All that being said, I get where Robert Kroese and some others are coming from too. The fact of the matter is, in the main, our side is correct. And even if we were wrong we do genuinely believe what we’re saying. We believe the free market is better for people. We believe in freedom of speech. We believe that the best government is generally small, and distant from the lives of the citizenry. We aren’t using them as cynical cover for some kind of supremacist Nazi-like agenda. They, on the other hand, may very well be using their concern trolling for a globalist Communism-like agenda. Certainly, a good many are. Principled Leftists do exist (see: Dave Rubin, Camille Paglia), but they are becoming increasingly rare and are, in any event, drowned out by the Marxists, who have more or less hijacked the Leftist narrative at this point.

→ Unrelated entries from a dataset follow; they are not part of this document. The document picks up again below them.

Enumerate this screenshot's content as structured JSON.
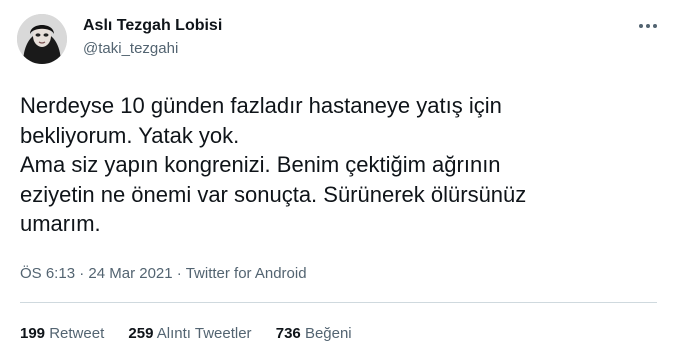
{
  "author": {
    "display_name": "Aslı Tezgah Lobisi",
    "handle": "@taki_tezgahi",
    "avatar_icon": "profile-photo"
  },
  "more_icon": "ellipsis-icon",
  "tweet": {
    "lines": [
      "Nerdeyse 10 günden fazladır hastaneye yatış için",
      "bekliyorum. Yatak yok.",
      "Ama siz yapın kongrenizi. Benim çektiğim ağrının",
      "eziyetin ne önemi var sonuçta. Sürünerek ölürsünüz",
      "umarım."
    ]
  },
  "meta": {
    "time": "ÖS 6:13",
    "separator": " · ",
    "date": "24 Mar 2021",
    "source": "Twitter for Android"
  },
  "stats": {
    "retweets": {
      "count": "199",
      "label": "Retweet"
    },
    "quotes": {
      "count": "259",
      "label": "Alıntı Tweetler"
    },
    "likes": {
      "count": "736",
      "label": "Beğeni"
    }
  },
  "colors": {
    "text": "#0f1419",
    "secondary": "#536471",
    "divider": "#cfd9de"
  }
}
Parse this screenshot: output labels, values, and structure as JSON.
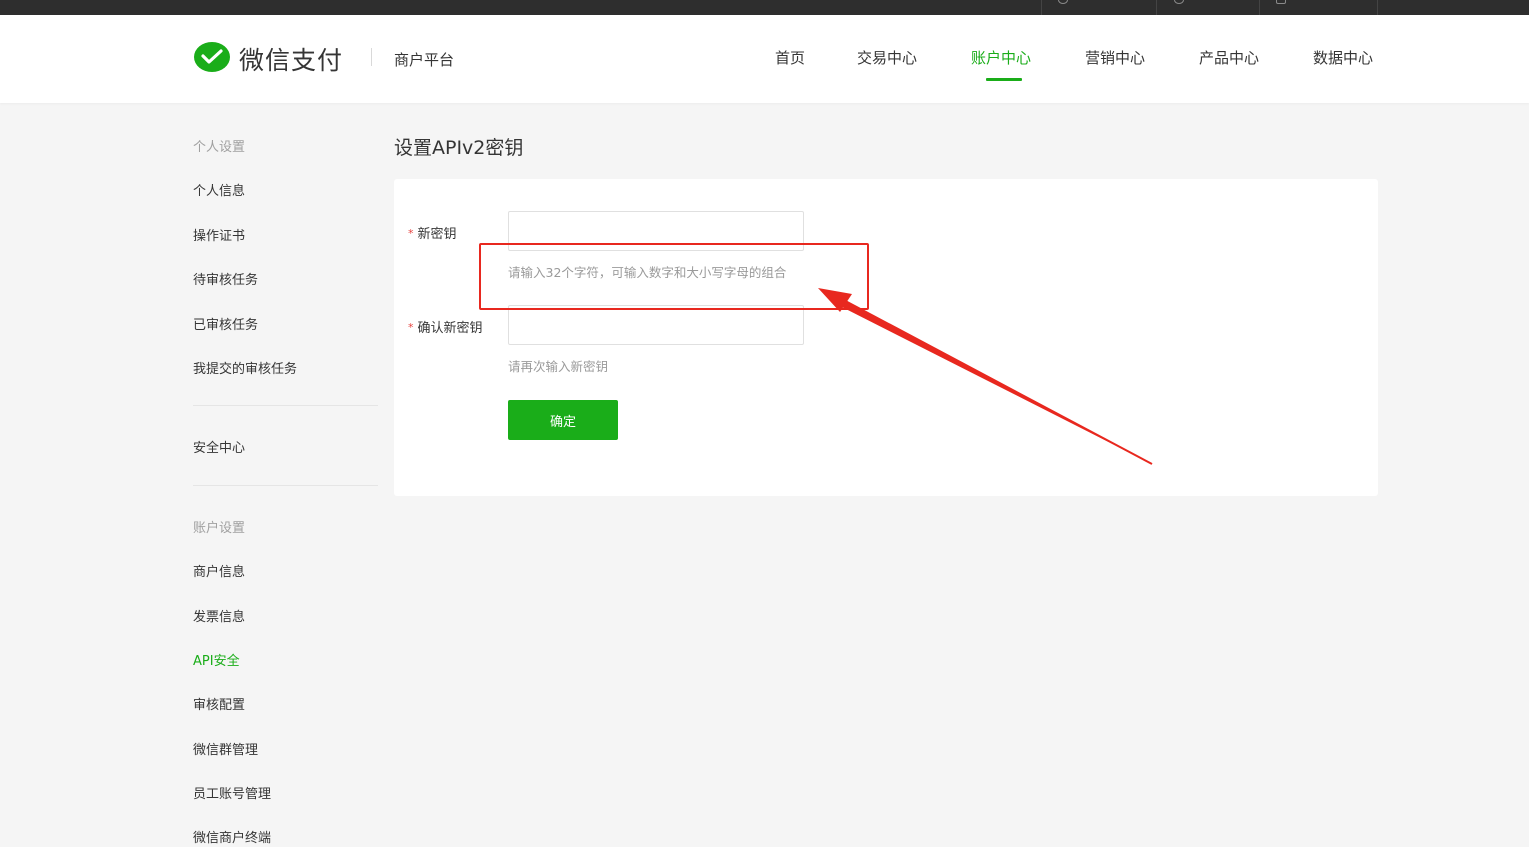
{
  "header": {
    "brand": "微信支付",
    "platform": "商户平台",
    "nav": [
      {
        "label": "首页",
        "active": false
      },
      {
        "label": "交易中心",
        "active": false
      },
      {
        "label": "账户中心",
        "active": true
      },
      {
        "label": "营销中心",
        "active": false
      },
      {
        "label": "产品中心",
        "active": false
      },
      {
        "label": "数据中心",
        "active": false
      }
    ]
  },
  "sidebar": {
    "personal_title": "个人设置",
    "personal_items": [
      "个人信息",
      "操作证书",
      "待审核任务",
      "已审核任务",
      "我提交的审核任务"
    ],
    "security": "安全中心",
    "account_title": "账户设置",
    "account_items": [
      "商户信息",
      "发票信息",
      "API安全",
      "审核配置",
      "微信群管理",
      "员工账号管理",
      "微信商户终端"
    ],
    "active_item": "API安全"
  },
  "main": {
    "title": "设置APIv2密钥",
    "form": {
      "new_key_label": "新密钥",
      "new_key_hint": "请输入32个字符，可输入数字和大小写字母的组合",
      "confirm_key_label": "确认新密钥",
      "confirm_key_hint": "请再次输入新密钥",
      "required_mark": "*",
      "submit_label": "确定"
    }
  },
  "annotation": {
    "highlight_color": "#e8281f"
  },
  "colors": {
    "accent": "#1aad19",
    "required": "#e64340"
  }
}
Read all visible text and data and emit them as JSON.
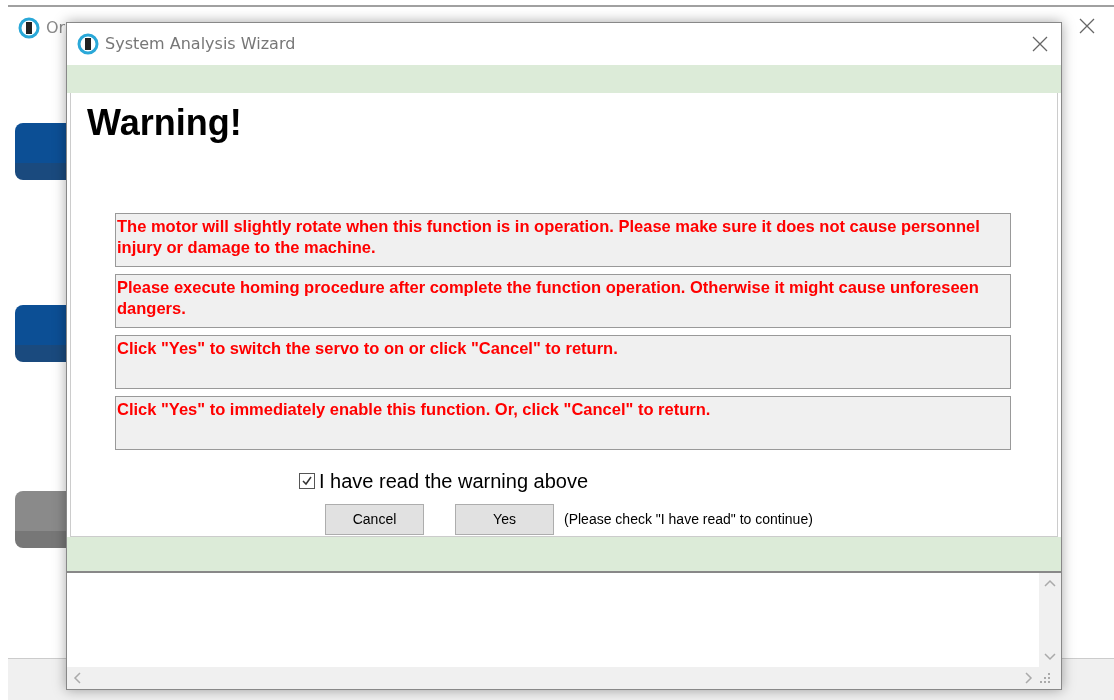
{
  "background_window": {
    "title": "Or"
  },
  "dialog": {
    "title": "System Analysis Wizard",
    "heading": "Warning!",
    "messages": [
      "The motor will slightly rotate when this function is in operation. Please make sure it does not cause personnel injury or damage to the machine.",
      "Please execute homing procedure after complete the function operation. Otherwise it might cause unforeseen dangers.",
      "Click \"Yes\" to switch the servo to on or click \"Cancel\" to return.",
      "Click \"Yes\" to immediately enable this function. Or, click \"Cancel\" to return."
    ],
    "confirm": {
      "label": "I have read the warning above",
      "checked": true
    },
    "buttons": [
      "Cancel",
      "Yes"
    ],
    "hint": "(Please check \"I have read\" to continue)"
  }
}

An interesting test I periodically conduct on Twitter is to find admitted and avowed Marxists, and ask them a question. I ask if we could split America today, and give half to them, and half to Rightists, they could have their Communist utopia, today, right now. I even suggest that they could be granted the more valuable half. The better real estate, natural resources, whatever. Would that satisfy them, I ask. They get what they want immediately, we get what we want (which is mainly to be free of them).
I’ve never had one agree with me that this is a good idea. Not one. They always spin it like “we’re doing it for you too” or “we couldn’t let you be unfree and oppressed by Capitalism.” The Hell you say. If Capitalism is oppressing me, screw it. Sign me up for that. Every once in a while, a Marxist will admit the truth: “we hate you, and we want your ideology to be made extinct.” I don’t care if Communists exist somewhere on this planet. I only care if they have power over me and mine. They can go be Commies all they like, so long as it’s not in my life. The same courtesy is, once again, not reciprocated. We must be destroyed.
Which goes right back to where we started on all this. Do we owe it to the other side to police our own crazies? No. We don’t owe them anything. If they want to agitate for our side’s leaders to be assassinated, I say we owe them nothing. But should we do it anyway, for some other reason? Maybe. Certainly the optics on this are bad, and the woman who did it accomplished nothing. So from a tactical level, yeah, this is no good. And as Iowahawk pointed out, maybe there’s another way we can solve the problem, while still avoiding punching the “Keep Faith” button for the umpteenth time. I’m open to all that.
But what I’m not open to is hitting “Keep Faith” again, or pretending we occupy the moral high ground. We don’t. And if we’re going to win this thing, we’re going to need to topple them from that ill-gained position. The positive side is, the more they burn cities down, shoot people, and generally act like assholes, the weaker their hold on that position becomes, even with media interference running on their behalf 24/7. They are starting to lose their grip on it, finally.
So in the end, if you’re considering emulating this woman: don’t. It won’t work. And it’s possible it may be counterproductive. But definitely be considering ways in which we can make a difference in this war (and it is a war, don’t think of it any different, even if it’s mostly a cold war right now), and stop assuming that your enemies have your best interest at heart. They don’t and never did. Don’t Keep Faith with them.